      For an award to be found deficient as failing to draw its essence from the collective bargaining agreement, it must be established that the award: (1) cannot in any rational way be derived from the agreement; (2) is so unfounded in reason and fact and so unconnected with the wording and purpose of the collective bargaining agreement as to "manifest an infidelity to the obligation of the arbitrator"; (3) does not represent a plausible interpretation of the agreement; or (4) evidences a manifest disregard of the agreement. United States Dep't of the Navy, Naval Surface Warfare Center, Indian Head, Md., 55 FLRA 596, 599 (1999); United States Dep't of Labor (OSHA), 34 FLRA 573, 575 (1990).

      In ACT, Pa. State Council, 14 FLRA 38, 43-44 (1984), the Authority held that provisions of the Technicians Act preclude inclusion of an adjutant general's decision to take any of the actions enumerated in 32 U.S.C. § 709(f), including suspensions, in a negotiated grievance and arbitration procedure. [n3]  See Wisconsin Army Nat'l Guard, 14 FLRA 57 (1984). In this case, however, the Arbitrator did not rule on the merits of the adjutant general's decision to take action against the grievant. Rather, he decided only the very narrow question of whether the grievant's actions constituted "performance" or "conduct." Therefore, the Agency's arguments, going to any merits review of the personnel action, do not apply. There is no assertion that some other statutory or regulatory procedure exists for resolving this narrow question which would preclude review under Section 5.1b(9) of the parties' agreement. Given the limited nature of this holding, the Agency has not demonstrated that the award is implausible, irrational, or in manifest disregard of the parties' collective bargaining agreement. Accordingly, we find that the Agency has not demonstrated that the award fails to draw its essence from the parties' agreement and we deny the exception.

VI.     Decision

      The Agency's exceptions are denied.

Footnote # 1 for 56 FLRA No. 196

   The award states that "[t]he Union argues that [t]he [g]rievant's actions at the time in question were "conduct" rather than "performance," the latter being specifically exempted from Adverse Action under the above quoted language of the regulations." Award at 6. It is obvious from the context that the award should have stated that the Union argued that the December 7 action constituted performance rather than conduct, and we will construe the Union's position accordingly.
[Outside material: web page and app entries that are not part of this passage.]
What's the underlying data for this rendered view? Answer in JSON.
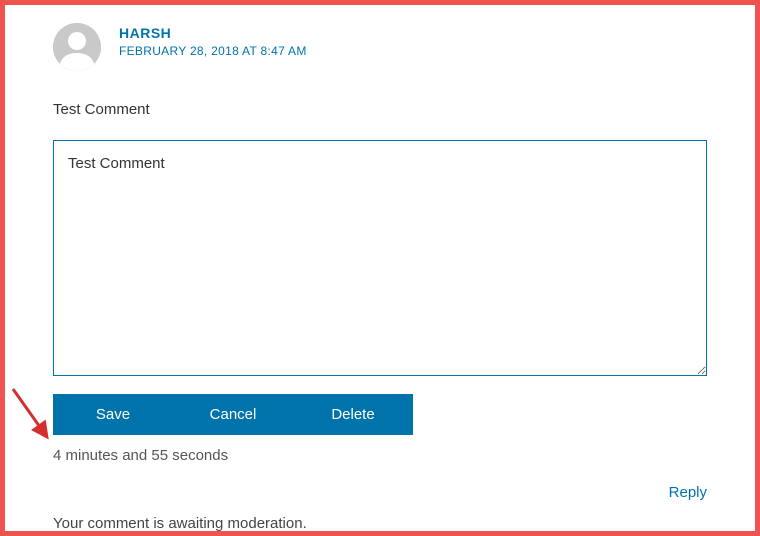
{
  "comment": {
    "author_name": "HARSH",
    "date_text": "FEBRUARY 28, 2018 AT 8:47 AM",
    "body_text": "Test Comment",
    "edit_value": "Test Comment",
    "timer_text": "4 minutes and 55 seconds",
    "moderation_text": "Your comment is awaiting moderation."
  },
  "buttons": {
    "save": "Save",
    "cancel": "Cancel",
    "delete": "Delete",
    "reply": "Reply"
  }
}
Footnote # 2 for 56 FLRA No. 196

   TPR 752, Table of Penalties, list of offenses includes:"2. Failure to observe written regulations, rules." Award at 11, quoting TPR 752 in pertinent part.

Footnote # 3 for 56 FLRA No. 196

   We note that § 709(f) was previously codified as 32 U.S.C. § 709(e).